A ‘second wave’ of certification in the Congo Basin is expected to boost the area of certified sustainable forest in the region to 10 million ha by 2025. FSC accreditation of Gabon Advanced Wood and PAFC validation of fellow Gabonese operation Bois et Sciages de l’Ogooué in 2022 added 474,690 ha to the certified area, taking the total to 5,866,756 ha. According to the Central Africa Forest Observatory (OFAC), this represents 12% of the Congo Basin’s exploitable forests.
The certified total is currently spread across three countries, the Republic of the Congo (RoC) (2,989,168 ha), Gabon (2,535,880 ha), and Cameroon (341,708 ha). In addition, Alpicam-Grumcam has achieved FSC certification of four management units (FMUs) this year in the districts of Kadey, Boumba, and Ngoko in eastern Cameroon covering 353,388 ha. This development reinforces the ATIBT in its conviction that the 10 million hectares certified milestone will be reached in 12 years. Its Certification Commission has assessed the area, analysed forest certification data, and looked at incentives for getting certified across the Congo Basin. It concludes that a further 4.2 million ha of forest, managed by 13 companies, will be certified by 2025, a 73% increase on today’s total. More than half of it will be in Gabon, where prospective new rules are set to oblige forest concession managers to gain certification. The remainder will be divided between Cameroon and the RoC.

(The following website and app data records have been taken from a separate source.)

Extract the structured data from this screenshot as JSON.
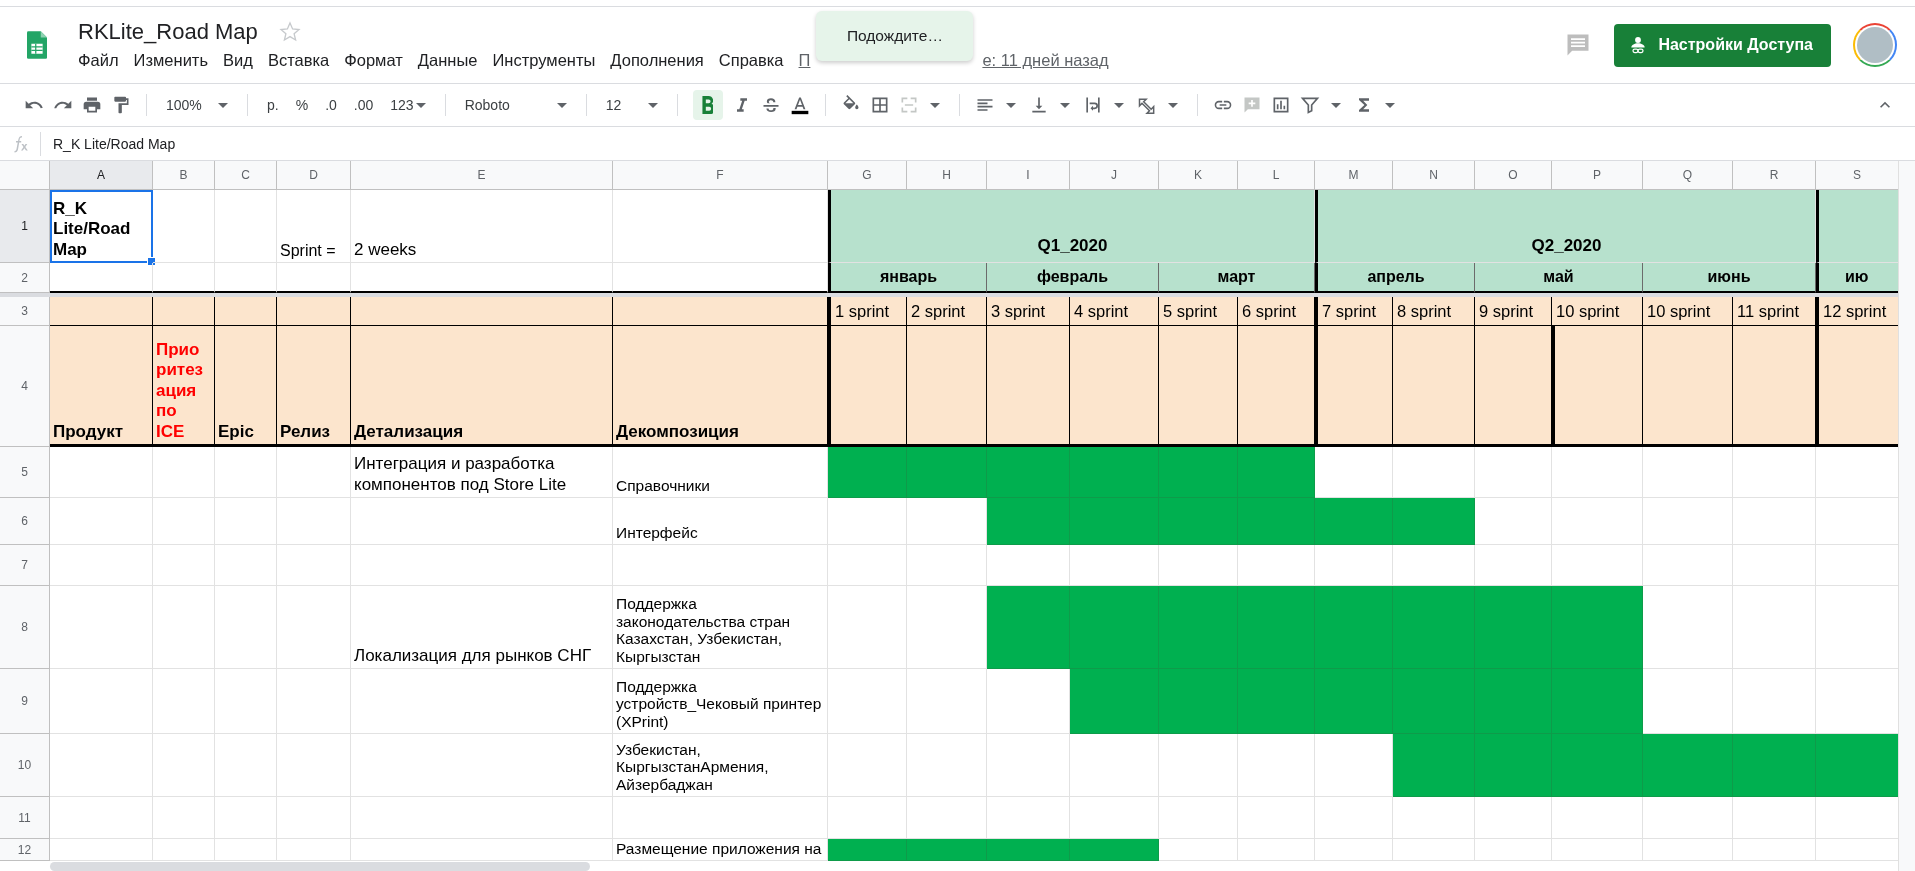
{
  "header": {
    "title": "RKLite_Road Map",
    "menu": [
      "Файл",
      "Изменить",
      "Вид",
      "Вставка",
      "Формат",
      "Данные",
      "Инструменты",
      "Дополнения",
      "Справка"
    ],
    "last_edit_start": "П",
    "last_edit_end": "е: 11 дней назад",
    "toast": "Подождите…",
    "share_button": "Настройки Доступа"
  },
  "toolbar": {
    "zoom": "100%",
    "currency": "р.",
    "percent": "%",
    "decimal_decrease": ".0",
    "decimal_increase": ".00",
    "number_format": "123",
    "font": "Roboto",
    "font_size": "12",
    "bold_selected": true
  },
  "formula_bar": {
    "value": "R_K Lite/Road Map"
  },
  "columns": [
    {
      "label": "A",
      "selected": true
    },
    {
      "label": "B",
      "selected": false
    },
    {
      "label": "C",
      "selected": false
    },
    {
      "label": "D",
      "selected": false
    },
    {
      "label": "E",
      "selected": false
    },
    {
      "label": "F",
      "selected": false
    },
    {
      "label": "G",
      "selected": false
    },
    {
      "label": "H",
      "selected": false
    },
    {
      "label": "I",
      "selected": false
    },
    {
      "label": "J",
      "selected": false
    },
    {
      "label": "K",
      "selected": false
    },
    {
      "label": "L",
      "selected": false
    },
    {
      "label": "M",
      "selected": false
    },
    {
      "label": "N",
      "selected": false
    },
    {
      "label": "O",
      "selected": false
    },
    {
      "label": "P",
      "selected": false
    },
    {
      "label": "Q",
      "selected": false
    },
    {
      "label": "R",
      "selected": false
    },
    {
      "label": "S",
      "selected": false
    }
  ],
  "title_rows": {
    "row_1": {
      "number": "1",
      "selected": true
    },
    "row_2": {
      "number": "2",
      "selected": false
    },
    "row_3": {
      "number": "3",
      "selected": false
    },
    "row_4": {
      "number": "4",
      "selected": false
    }
  },
  "title_cell": {
    "text": "R_K Lite/Road Map",
    "selected": true
  },
  "sprint_label": "Sprint =",
  "sprint_length": "2 weeks",
  "quarters": [
    "Q1_2020",
    "Q2_2020"
  ],
  "months": [
    "январь",
    "февраль",
    "март",
    "апрель",
    "май",
    "июнь",
    "ию"
  ],
  "sprints": [
    "1 sprint",
    "2 sprint",
    "3 sprint",
    "4 sprint",
    "5 sprint",
    "6 sprint",
    "7 sprint",
    "8 sprint",
    "9 sprint",
    "10 sprint",
    "10 sprint",
    "11 sprint",
    "12 sprint"
  ],
  "headers": [
    {
      "label": "Продукт",
      "color": "#000000"
    },
    {
      "label": "Приоритезация по ICE",
      "color": "#ff0000"
    },
    {
      "label": "Epic",
      "color": "#000000"
    },
    {
      "label": "Релиз",
      "color": "#000000"
    },
    {
      "label": "Детализация",
      "color": "#000000"
    },
    {
      "label": "Декомпозиция",
      "color": "#000000"
    }
  ],
  "rows": [
    {
      "number": "5",
      "selected": false,
      "detail": "Интеграция и разработка компонентов под Store Lite",
      "decomposition": "Справочники",
      "gantt": [
        true,
        true,
        true,
        true,
        true,
        true,
        false,
        false,
        false,
        false,
        false,
        false,
        false
      ]
    },
    {
      "number": "6",
      "selected": false,
      "decomposition": "Интерфейс",
      "gantt": [
        false,
        false,
        true,
        true,
        true,
        true,
        true,
        true,
        false,
        false,
        false,
        false,
        false
      ]
    },
    {
      "number": "7",
      "selected": false,
      "gantt": [
        false,
        false,
        false,
        false,
        false,
        false,
        false,
        false,
        false,
        false,
        false,
        false,
        false
      ]
    },
    {
      "number": "8",
      "selected": false,
      "detail": "Локализация для рынков СНГ",
      "decomposition": "Поддержка законодательства стран Казахстан, Узбекистан, Кыргызстан",
      "gantt": [
        false,
        false,
        true,
        true,
        true,
        true,
        true,
        true,
        true,
        true,
        false,
        false,
        false
      ]
    },
    {
      "number": "9",
      "selected": false,
      "decomposition": "Поддержка устройств_Чековый принтер (XPrint)",
      "gantt": [
        false,
        false,
        false,
        true,
        true,
        true,
        true,
        true,
        true,
        true,
        false,
        false,
        false
      ]
    },
    {
      "number": "10",
      "selected": false,
      "decomposition": "Узбекистан, КыргызстанАрмения, Айзербаджан",
      "gantt": [
        false,
        false,
        false,
        false,
        false,
        false,
        false,
        true,
        true,
        true,
        true,
        true,
        true
      ]
    },
    {
      "number": "11",
      "selected": false,
      "gantt": [
        false,
        false,
        false,
        false,
        false,
        false,
        false,
        false,
        false,
        false,
        false,
        false,
        false
      ]
    },
    {
      "number": "12",
      "selected": false,
      "decomposition": "Размещение приложения на",
      "gantt": [
        true,
        true,
        true,
        true,
        false,
        false,
        false,
        false,
        false,
        false,
        false,
        false,
        false
      ]
    }
  ]
}
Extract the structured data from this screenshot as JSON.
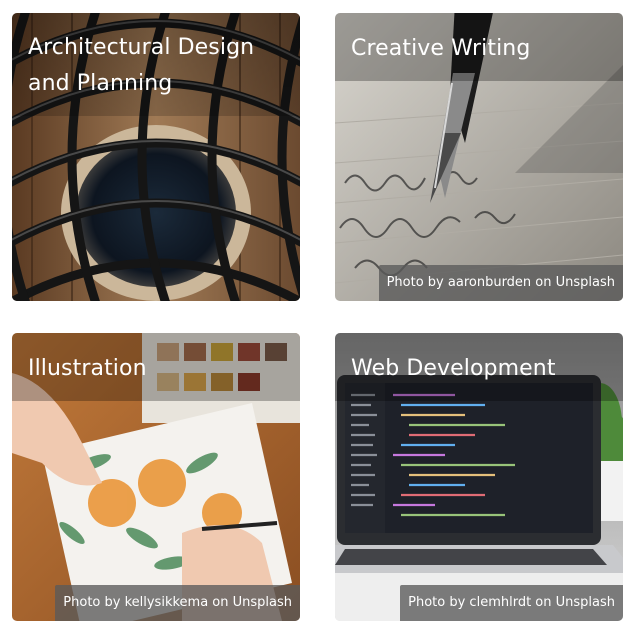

The ATIBT identifies several certification drivers in the region. These include the broad support for certification from the Programme for the Promotion of Certified Forest Operations (PPECF), notably through its ‘coaching’ programme, which includes financing of private operator’s ‘upgrading action plans’. It also cites the PEFC’s endorsement of the PAFC Congo Basin scheme, which supports and encourages certification across Cameroon, Gabon, and the RoC and is the first regional PEFC scheme. “The implementation of the European Union’s new zero deforestation regulation (EUDR), expected early 2025, will also have an impact on this dynamic, as certification is considered [under the new rules] as a tool to assess and reduce risk of illegality and implication in deforestation and forest degradation”, said the ATIBT. It also sees political and regulatory factors pushing certification. Gabon has led the way by setting a target for all forest management businesses to be certified by 2025. The result of this is unsure, among others due to the coup d’état in Gabon last summer. Meanwhile, in the RoC a new Forestry Law awaiting implementing legislation stipulates that “Forestry companies shall certify the management of forest concessions”.
“Although considered a purely private initiative, there is growing interest in the use of forest certification as a public policy tool by providing incentives for its adoption or making it mandatory” concluded the ATIBT. “Forest certification is now recognized as a means of combating deforestation and forest degradation by ensuring timber is legally harvested.” To further accelerate certification uptake, the market must be persuaded to pay a premium for certified timber so producers are ‘compensated for the direct and indirect costs of certification’. The value of certification should also be formally recognised and acknowledged in the EUDR.